These new rules came into effect as of the end of May 2018 in the form of the EU General Data Protection Regulation (GDPR). Consequently, this also affects an area that already raised a lot of questions beforehand and continues to be discussed:
Access to the Whois directory is significantly restricted severing the ability to find out the identity of domain owners with just a few mouse clicks. But does that actually signify a new burden or complication for domain sellers or even for prospective buyers of domains already registered?
What restrictions does the GDPR present for Whois queries?
When interested in purchasing a domain already registered, it was previously very easy to establish the contact details of the current owner before the new General Data Protection Regulation (GDPR) was applied. This uncomplicated potential of making contact with the owner or previous owner no longer exists via this method. A website's ownership data can no longer be requested via the Whois database system by a simple mouse click.

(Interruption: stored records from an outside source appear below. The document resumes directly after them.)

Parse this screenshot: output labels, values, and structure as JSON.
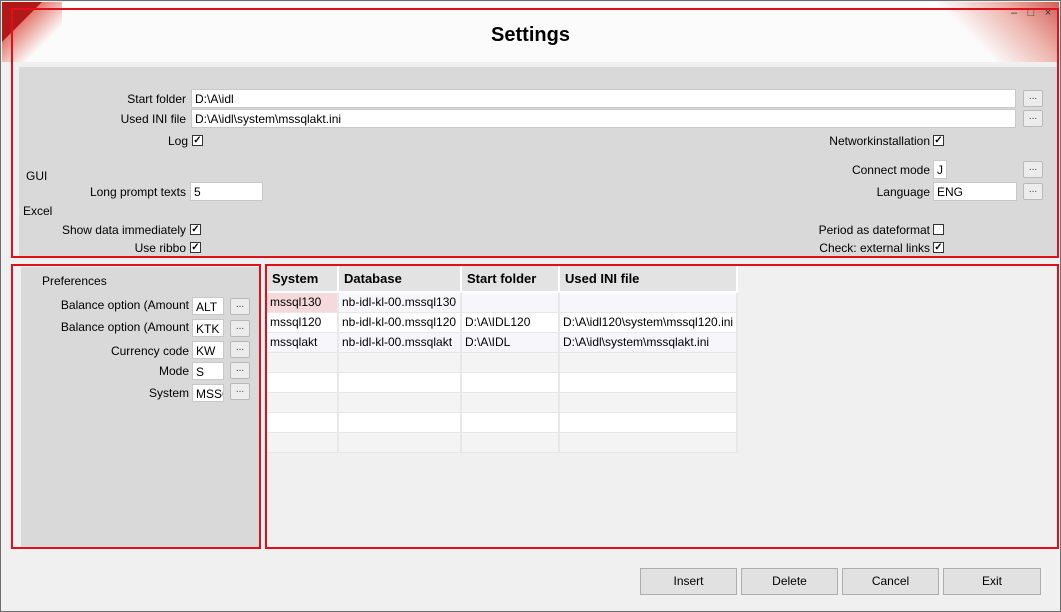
{
  "window": {
    "title": "Settings",
    "controls": {
      "minimize": "–",
      "maximize": "□",
      "close": "×"
    }
  },
  "settings": {
    "start_folder_label": "Start folder",
    "start_folder_value": "D:\\A\\idl",
    "used_ini_label": "Used INI file",
    "used_ini_value": "D:\\A\\idl\\system\\mssqlakt.ini",
    "log_label": "Log",
    "log_checked": true,
    "network_label": "Networkinstallation",
    "network_checked": true,
    "gui_header": "GUI",
    "long_prompt_label": "Long prompt texts",
    "long_prompt_value": "5",
    "connect_mode_label": "Connect mode",
    "connect_mode_value": "J",
    "language_label": "Language",
    "language_value": "ENG",
    "excel_header": "Excel",
    "show_data_label": "Show data immediately",
    "show_data_checked": true,
    "period_label": "Period as dateformat",
    "period_checked": false,
    "use_ribbon_label": "Use ribbo",
    "use_ribbon_checked": true,
    "external_links_label": "Check: external links",
    "external_links_checked": true,
    "browse_label": "..."
  },
  "preferences": {
    "title": "Preferences",
    "items": [
      {
        "label": "Balance option (Amount",
        "value": "ALT"
      },
      {
        "label": "Balance option (Amount",
        "value": "KTK"
      },
      {
        "label": "Currency code",
        "value": "KW"
      },
      {
        "label": "Mode",
        "value": "S"
      },
      {
        "label": "System",
        "value": "MSSQ"
      }
    ]
  },
  "grid": {
    "columns": [
      "System",
      "Database",
      "Start folder",
      "Used INI file"
    ],
    "rows": [
      {
        "system": "mssql130",
        "database": "nb-idl-kl-00.mssql130",
        "start_folder": "",
        "ini_file": ""
      },
      {
        "system": "mssql120",
        "database": "nb-idl-kl-00.mssql120",
        "start_folder": "D:\\A\\IDL120",
        "ini_file": "D:\\A\\idl120\\system\\mssql120.ini"
      },
      {
        "system": "mssqlakt",
        "database": "nb-idl-kl-00.mssqlakt",
        "start_folder": "D:\\A\\IDL",
        "ini_file": "D:\\A\\idl\\system\\mssqlakt.ini"
      }
    ],
    "selected_row": 0
  },
  "buttons": {
    "insert": "Insert",
    "delete": "Delete",
    "cancel": "Cancel",
    "exit": "Exit"
  },
  "colors": {
    "highlight_frame": "#e0101a",
    "brand_red": "#b31818"
  },
  "icons": {
    "browse": "ellipsis-icon",
    "checkbox_checked": "checkmark-icon"
  }
}
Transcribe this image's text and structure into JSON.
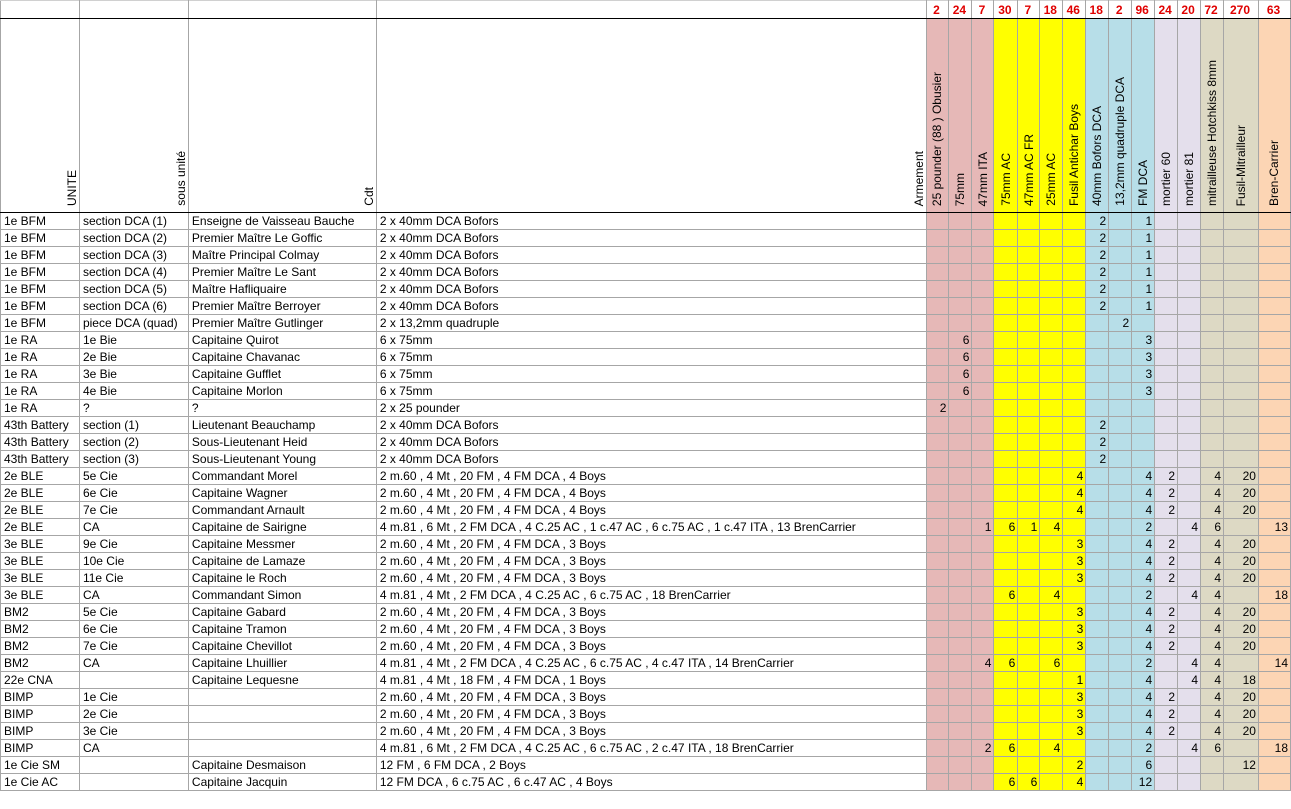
{
  "colors": {
    "pink": "#e6b8b7",
    "yellow": "#ffff00",
    "blue": "#b7dee8",
    "lavender": "#e4dfec",
    "tan": "#ddd9c4",
    "orange": "#fcd5b4",
    "totals": "#e00000"
  },
  "headers": {
    "unite": "UNITE",
    "sous_unite": "sous unité",
    "cdt": "Cdt",
    "armement": "Armement"
  },
  "weapons": [
    {
      "label": "25 pounder (88 ) Obusier",
      "total": "2",
      "color": "pink"
    },
    {
      "label": "75mm",
      "total": "24",
      "color": "pink"
    },
    {
      "label": "47mm ITA",
      "total": "7",
      "color": "pink"
    },
    {
      "label": "75mm AC",
      "total": "30",
      "color": "yellow"
    },
    {
      "label": "47mm AC FR",
      "total": "7",
      "color": "yellow"
    },
    {
      "label": "25mm AC",
      "total": "18",
      "color": "yellow"
    },
    {
      "label": "Fusil Antichar Boys",
      "total": "46",
      "color": "yellow"
    },
    {
      "label": "40mm Bofors DCA",
      "total": "18",
      "color": "blue"
    },
    {
      "label": "13,2mm quadruple DCA",
      "total": "2",
      "color": "blue"
    },
    {
      "label": "FM DCA",
      "total": "96",
      "color": "blue"
    },
    {
      "label": "mortier 60",
      "total": "24",
      "color": "lavender"
    },
    {
      "label": "mortier 81",
      "total": "20",
      "color": "lavender"
    },
    {
      "label": "mitrailleuse Hotchkiss 8mm",
      "total": "72",
      "color": "tan"
    },
    {
      "label": "Fusil-Mitrailleur",
      "total": "270",
      "color": "tan"
    },
    {
      "label": "Bren-Carrier",
      "total": "63",
      "color": "orange"
    }
  ],
  "rows": [
    {
      "unite": "1e BFM",
      "sous": "section DCA (1)",
      "cdt": "Enseigne de Vaisseau Bauche",
      "arm": "2 x 40mm DCA Bofors",
      "v": [
        "",
        "",
        "",
        "",
        "",
        "",
        "",
        "2",
        "",
        "1",
        "",
        "",
        "",
        "",
        ""
      ]
    },
    {
      "unite": "1e BFM",
      "sous": "section DCA (2)",
      "cdt": "Premier Maître Le Goffic",
      "arm": "2 x 40mm DCA Bofors",
      "v": [
        "",
        "",
        "",
        "",
        "",
        "",
        "",
        "2",
        "",
        "1",
        "",
        "",
        "",
        "",
        ""
      ]
    },
    {
      "unite": "1e BFM",
      "sous": "section DCA (3)",
      "cdt": "Maître Principal Colmay",
      "arm": "2 x 40mm DCA Bofors",
      "v": [
        "",
        "",
        "",
        "",
        "",
        "",
        "",
        "2",
        "",
        "1",
        "",
        "",
        "",
        "",
        ""
      ]
    },
    {
      "unite": "1e BFM",
      "sous": "section DCA (4)",
      "cdt": "Premier Maître Le Sant",
      "arm": "2 x 40mm DCA Bofors",
      "v": [
        "",
        "",
        "",
        "",
        "",
        "",
        "",
        "2",
        "",
        "1",
        "",
        "",
        "",
        "",
        ""
      ]
    },
    {
      "unite": "1e BFM",
      "sous": "section DCA (5)",
      "cdt": "Maître Hafliquaire",
      "arm": "2 x 40mm DCA Bofors",
      "v": [
        "",
        "",
        "",
        "",
        "",
        "",
        "",
        "2",
        "",
        "1",
        "",
        "",
        "",
        "",
        ""
      ]
    },
    {
      "unite": "1e BFM",
      "sous": "section DCA (6)",
      "cdt": "Premier Maître Berroyer",
      "arm": "2 x 40mm DCA Bofors",
      "v": [
        "",
        "",
        "",
        "",
        "",
        "",
        "",
        "2",
        "",
        "1",
        "",
        "",
        "",
        "",
        ""
      ]
    },
    {
      "unite": "1e BFM",
      "sous": "piece DCA (quad)",
      "cdt": "Premier Maître Gutlinger",
      "arm": "2 x 13,2mm quadruple",
      "v": [
        "",
        "",
        "",
        "",
        "",
        "",
        "",
        "",
        "2",
        "",
        "",
        "",
        "",
        "",
        ""
      ]
    },
    {
      "unite": "1e RA",
      "sous": "1e Bie",
      "cdt": "Capitaine Quirot",
      "arm": "6 x 75mm",
      "v": [
        "",
        "6",
        "",
        "",
        "",
        "",
        "",
        "",
        "",
        "3",
        "",
        "",
        "",
        "",
        ""
      ]
    },
    {
      "unite": "1e RA",
      "sous": "2e Bie",
      "cdt": "Capitaine Chavanac",
      "arm": "6 x 75mm",
      "v": [
        "",
        "6",
        "",
        "",
        "",
        "",
        "",
        "",
        "",
        "3",
        "",
        "",
        "",
        "",
        ""
      ]
    },
    {
      "unite": "1e RA",
      "sous": "3e Bie",
      "cdt": "Capitaine Gufflet",
      "arm": "6 x 75mm",
      "v": [
        "",
        "6",
        "",
        "",
        "",
        "",
        "",
        "",
        "",
        "3",
        "",
        "",
        "",
        "",
        ""
      ]
    },
    {
      "unite": "1e RA",
      "sous": "4e Bie",
      "cdt": "Capitaine Morlon",
      "arm": "6 x 75mm",
      "v": [
        "",
        "6",
        "",
        "",
        "",
        "",
        "",
        "",
        "",
        "3",
        "",
        "",
        "",
        "",
        ""
      ]
    },
    {
      "unite": "1e RA",
      "sous": "?",
      "cdt": "?",
      "arm": "2 x 25 pounder",
      "v": [
        "2",
        "",
        "",
        "",
        "",
        "",
        "",
        "",
        "",
        "",
        "",
        "",
        "",
        "",
        ""
      ]
    },
    {
      "unite": "43th Battery",
      "sous": "section (1)",
      "cdt": "Lieutenant Beauchamp",
      "arm": "2 x 40mm DCA Bofors",
      "v": [
        "",
        "",
        "",
        "",
        "",
        "",
        "",
        "2",
        "",
        "",
        "",
        "",
        "",
        "",
        ""
      ]
    },
    {
      "unite": "43th Battery",
      "sous": "section (2)",
      "cdt": "Sous-Lieutenant Heid",
      "arm": "2 x 40mm DCA Bofors",
      "v": [
        "",
        "",
        "",
        "",
        "",
        "",
        "",
        "2",
        "",
        "",
        "",
        "",
        "",
        "",
        ""
      ]
    },
    {
      "unite": "43th Battery",
      "sous": "section (3)",
      "cdt": "Sous-Lieutenant Young",
      "arm": "2 x 40mm DCA Bofors",
      "v": [
        "",
        "",
        "",
        "",
        "",
        "",
        "",
        "2",
        "",
        "",
        "",
        "",
        "",
        "",
        ""
      ]
    },
    {
      "unite": "2e BLE",
      "sous": "5e Cie",
      "cdt": "Commandant Morel",
      "arm": "2 m.60 , 4 Mt , 20 FM , 4 FM DCA , 4 Boys",
      "v": [
        "",
        "",
        "",
        "",
        "",
        "",
        "4",
        "",
        "",
        "4",
        "2",
        "",
        "4",
        "20",
        ""
      ]
    },
    {
      "unite": "2e BLE",
      "sous": "6e Cie",
      "cdt": "Capitaine Wagner",
      "arm": "2 m.60 , 4 Mt , 20 FM , 4 FM DCA , 4 Boys",
      "v": [
        "",
        "",
        "",
        "",
        "",
        "",
        "4",
        "",
        "",
        "4",
        "2",
        "",
        "4",
        "20",
        ""
      ]
    },
    {
      "unite": "2e BLE",
      "sous": "7e Cie",
      "cdt": "Commandant Arnault",
      "arm": "2 m.60 , 4 Mt , 20 FM , 4 FM DCA , 4 Boys",
      "v": [
        "",
        "",
        "",
        "",
        "",
        "",
        "4",
        "",
        "",
        "4",
        "2",
        "",
        "4",
        "20",
        ""
      ]
    },
    {
      "unite": "2e BLE",
      "sous": "CA",
      "cdt": "Capitaine de Sairigne",
      "arm": "4 m.81 , 6 Mt , 2 FM DCA , 4 C.25 AC , 1 c.47 AC , 6 c.75 AC , 1 c.47 ITA , 13 BrenCarrier",
      "v": [
        "",
        "",
        "1",
        "6",
        "1",
        "4",
        "",
        "",
        "",
        "2",
        "",
        "4",
        "6",
        "",
        "13"
      ]
    },
    {
      "unite": "3e BLE",
      "sous": "9e Cie",
      "cdt": "Capitaine Messmer",
      "arm": "2 m.60 , 4 Mt , 20 FM , 4 FM DCA , 3 Boys",
      "v": [
        "",
        "",
        "",
        "",
        "",
        "",
        "3",
        "",
        "",
        "4",
        "2",
        "",
        "4",
        "20",
        ""
      ]
    },
    {
      "unite": "3e BLE",
      "sous": "10e Cie",
      "cdt": "Capitaine de Lamaze",
      "arm": "2 m.60 , 4 Mt , 20 FM , 4 FM DCA , 3 Boys",
      "v": [
        "",
        "",
        "",
        "",
        "",
        "",
        "3",
        "",
        "",
        "4",
        "2",
        "",
        "4",
        "20",
        ""
      ]
    },
    {
      "unite": "3e BLE",
      "sous": "11e Cie",
      "cdt": "Capitaine le Roch",
      "arm": "2 m.60 , 4 Mt , 20 FM , 4 FM DCA , 3 Boys",
      "v": [
        "",
        "",
        "",
        "",
        "",
        "",
        "3",
        "",
        "",
        "4",
        "2",
        "",
        "4",
        "20",
        ""
      ]
    },
    {
      "unite": "3e BLE",
      "sous": "CA",
      "cdt": "Commandant Simon",
      "arm": "4 m.81 , 4 Mt , 2 FM DCA , 4 C.25 AC , 6 c.75 AC , 18 BrenCarrier",
      "v": [
        "",
        "",
        "",
        "6",
        "",
        "4",
        "",
        "",
        "",
        "2",
        "",
        "4",
        "4",
        "",
        "18"
      ]
    },
    {
      "unite": "BM2",
      "sous": "5e Cie",
      "cdt": "Capitaine Gabard",
      "arm": "2 m.60 , 4 Mt , 20 FM , 4 FM DCA , 3 Boys",
      "v": [
        "",
        "",
        "",
        "",
        "",
        "",
        "3",
        "",
        "",
        "4",
        "2",
        "",
        "4",
        "20",
        ""
      ]
    },
    {
      "unite": "BM2",
      "sous": "6e Cie",
      "cdt": "Capitaine Tramon",
      "arm": "2 m.60 , 4 Mt , 20 FM , 4 FM DCA , 3 Boys",
      "v": [
        "",
        "",
        "",
        "",
        "",
        "",
        "3",
        "",
        "",
        "4",
        "2",
        "",
        "4",
        "20",
        ""
      ]
    },
    {
      "unite": "BM2",
      "sous": "7e Cie",
      "cdt": "Capitaine Chevillot",
      "arm": "2 m.60 , 4 Mt , 20 FM , 4 FM DCA , 3 Boys",
      "v": [
        "",
        "",
        "",
        "",
        "",
        "",
        "3",
        "",
        "",
        "4",
        "2",
        "",
        "4",
        "20",
        ""
      ]
    },
    {
      "unite": "BM2",
      "sous": "CA",
      "cdt": "Capitaine Lhuillier",
      "arm": "4 m.81 , 4 Mt , 2 FM DCA , 4 C.25 AC , 6 c.75 AC , 4 c.47 ITA , 14 BrenCarrier",
      "v": [
        "",
        "",
        "4",
        "6",
        "",
        "6",
        "",
        "",
        "",
        "2",
        "",
        "4",
        "4",
        "",
        "14"
      ]
    },
    {
      "unite": "22e CNA",
      "sous": "",
      "cdt": "Capitaine Lequesne",
      "arm": "4 m.81 , 4 Mt , 18 FM , 4 FM DCA , 1 Boys",
      "v": [
        "",
        "",
        "",
        "",
        "",
        "",
        "1",
        "",
        "",
        "4",
        "",
        "4",
        "4",
        "18",
        ""
      ]
    },
    {
      "unite": "BIMP",
      "sous": "1e Cie",
      "cdt": "",
      "arm": "2 m.60 , 4 Mt , 20 FM , 4 FM DCA , 3 Boys",
      "v": [
        "",
        "",
        "",
        "",
        "",
        "",
        "3",
        "",
        "",
        "4",
        "2",
        "",
        "4",
        "20",
        ""
      ]
    },
    {
      "unite": "BIMP",
      "sous": "2e Cie",
      "cdt": "",
      "arm": "2 m.60 , 4 Mt , 20 FM , 4 FM DCA , 3 Boys",
      "v": [
        "",
        "",
        "",
        "",
        "",
        "",
        "3",
        "",
        "",
        "4",
        "2",
        "",
        "4",
        "20",
        ""
      ]
    },
    {
      "unite": "BIMP",
      "sous": "3e Cie",
      "cdt": "",
      "arm": "2 m.60 , 4 Mt , 20 FM , 4 FM DCA , 3 Boys",
      "v": [
        "",
        "",
        "",
        "",
        "",
        "",
        "3",
        "",
        "",
        "4",
        "2",
        "",
        "4",
        "20",
        ""
      ]
    },
    {
      "unite": "BIMP",
      "sous": "CA",
      "cdt": "",
      "arm": "4 m.81 , 6 Mt , 2 FM DCA , 4 C.25 AC , 6 c.75 AC , 2 c.47 ITA , 18 BrenCarrier",
      "v": [
        "",
        "",
        "2",
        "6",
        "",
        "4",
        "",
        "",
        "",
        "2",
        "",
        "4",
        "6",
        "",
        "18"
      ]
    },
    {
      "unite": "1e Cie SM",
      "sous": "",
      "cdt": "Capitaine Desmaison",
      "arm": "12 FM , 6 FM DCA , 2 Boys",
      "v": [
        "",
        "",
        "",
        "",
        "",
        "",
        "2",
        "",
        "",
        "6",
        "",
        "",
        "",
        "12",
        ""
      ]
    },
    {
      "unite": "1e Cie AC",
      "sous": "",
      "cdt": "Capitaine Jacquin",
      "arm": "12 FM DCA , 6 c.75 AC , 6 c.47 AC , 4 Boys",
      "v": [
        "",
        "",
        "",
        "6",
        "6",
        "",
        "4",
        "",
        "",
        "12",
        "",
        "",
        "",
        "",
        ""
      ]
    }
  ]
}
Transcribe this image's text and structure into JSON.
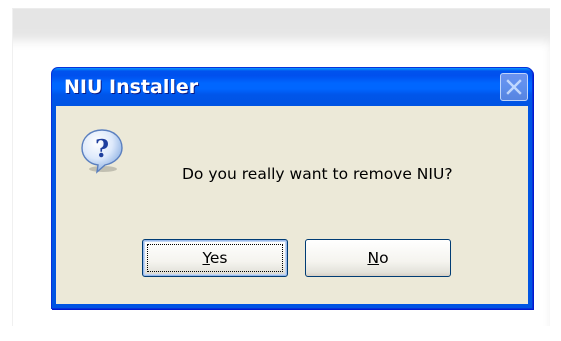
{
  "dialog": {
    "title": "NIU Installer",
    "message": "Do you really want to remove NIU?",
    "icon": "question-icon",
    "close_icon": "close-icon"
  },
  "buttons": {
    "yes": {
      "mnemonic": "Y",
      "rest": "es"
    },
    "no": {
      "mnemonic": "N",
      "rest": "o"
    }
  },
  "colors": {
    "titlebar": "#0054e3",
    "client_background": "#ece9d8",
    "title_text": "#ffffff"
  }
}
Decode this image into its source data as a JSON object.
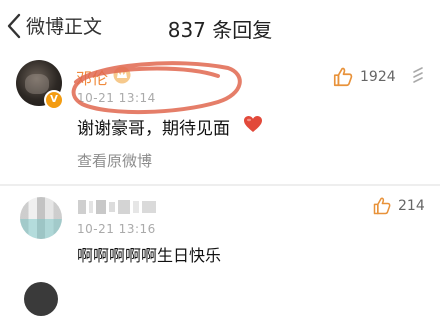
{
  "header": {
    "back_label": "微博正文",
    "title": "837 条回复"
  },
  "comments": [
    {
      "username": "邓伦",
      "timestamp": "10-21 13:14",
      "likes": "1924",
      "text": "谢谢豪哥，期待见面",
      "link": "查看原微博"
    },
    {
      "timestamp": "10-21 13:16",
      "likes": "214",
      "text": "啊啊啊啊啊生日快乐"
    }
  ],
  "colors": {
    "username": "#f08a3c",
    "like_icon": "#e8923a",
    "verified_badge": "#f39c12",
    "annotation_ring": "#e0674f",
    "heart": "#e2493a"
  },
  "icons": [
    "chevron-left-icon",
    "crown-icon",
    "verified-badge-icon",
    "thumbs-up-icon",
    "more-icon",
    "heart-emoji-icon"
  ]
}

The new rule says that only justified queries are allowed. However, even before the GDPR took effect, it was not possible to use the Whois directory for inappropriate purposes. Captcha protection and other search criteria restrictions acted as safeguards against data phishing from email and telephone contacts.
What new rights do domain owners have as a result of the GDPR?
With the new data protection regulations, private domain holders are protected in the same way as Internet users. This means that domain owners no longer have to worry about being bothered on a regular basis by spam, unwanted telephone canvassing or direct mail campaigns.
Conversely, it is much more difficult to receive inquiries from potential buyers. The chances of a prospective buyer getting into direct contact with the owner are much less likely for domains that have been registered but not used for a website. However, the following applies for this aspect: Such a procedure has not been the typical practice for quite some time.
For the trading of domains, “Trusted Partners” like SEDO have long been developed as platforms that mediate between those offering and those wanting to acquire a domain. In this respect, the positive aspect of domain owners being granted more “privacy” through conservative company policies predominates.
Why is there criticism of the new Whois rules?
Not surprisingly, the new regulations governing Whois queries have attracted a lot of criticism. Security experts and criminologists point out that this restriction opens the door to the expansion of cybercrime and an increase in spam. The reason for this is that domains are often used as the sender of spam mails.
In addition, it is still hotly debated within the industry whether all Whois data should no longer be displayed or whether it could at least be shown partially - e.g. email address, but no first or last name. There still doesn’t appear to be a consensus given that the numerous registries and registrars are doing their own thing and going in different directions. Examples include Nominet, the operator of the British suffix .uk who charges a fee for limited Whois information. While Denic, which manages the German suffix .de does not display any data at all. Kevin Murphy from the domain industry blog, DomainIncite.com has drawn up a summary overview of the 33 European ccTLD administrations and how they’re applying the Whois rules.
How justified is the criticism of the new Whois regulation?
Anyone who acquires or operates a website to pursue a dishonest business model can now apparently rest assured that they will remain undetected as the responsible party. On the other hand, extensive legislative amendments are traditionally expected to undergo a number of adjustments and constant refinement over time.
It is hardly conceivable that additional data protection for Internet users and domain owners has to be permanently accompanied by the simultaneous greater abuse of Internet domains.
The annoyance of the registrars and registries at not having sufficient lead up time to make preparations at the technical and administrative level for the changeover is understandable. Right up until the last minute, no final decision was taken by ICANN with regard to what form the new Whois regulation should take, with the result that not all of those affected were able to execute the actual implementation in time.
What are the arguments in favor of the restrictions of Whois queries?
It was possible to abuse the Whois databases in the past mainly because it was not necessary to give a plausible reason for such a query. The data of domain owners were publicly accessible making it susceptible to misuse. The GDPR now stipulates that a query can only be made for plausible reasons.
Although this does not perhaps make the mass “grabbing” of information completely impossible, it will be considerably more difficult. This means it is not so much the business model of the Whois platform providers that is called into question but more the dishonest intentions of contact data “grabbers” operating in a systematic way.
In addition, each national register or domain registrar was allowed to decide how completely or to what depth they collected the domain owners’ data. Nothing has changed in this regard.
Summary and outlook:
- The EU-wide General Data Protection Regulation restricts, among other things, automated access to the Whois directory.
- Those making inquiries must give plausible reasons why they want to find out a domain owner’s personal data.
- The new regulation provides private domain owners with better protection against contact data phishing and the annoying consequences of unwanted telephone inquiries and their email inboxes being flooded with spam, for example.
- There are no new advantages or disadvantages for domain sellers or domain buyers. Sedo has long been regarded as an established intermediary for the trading of domains and one that maintains traditionally high standards in the areas of privacy policies and data protection.
- It can be expected that a number of deficiencies and loopholes in the GDPR will be rectified over the medium to long term by way of rulings in individual cases.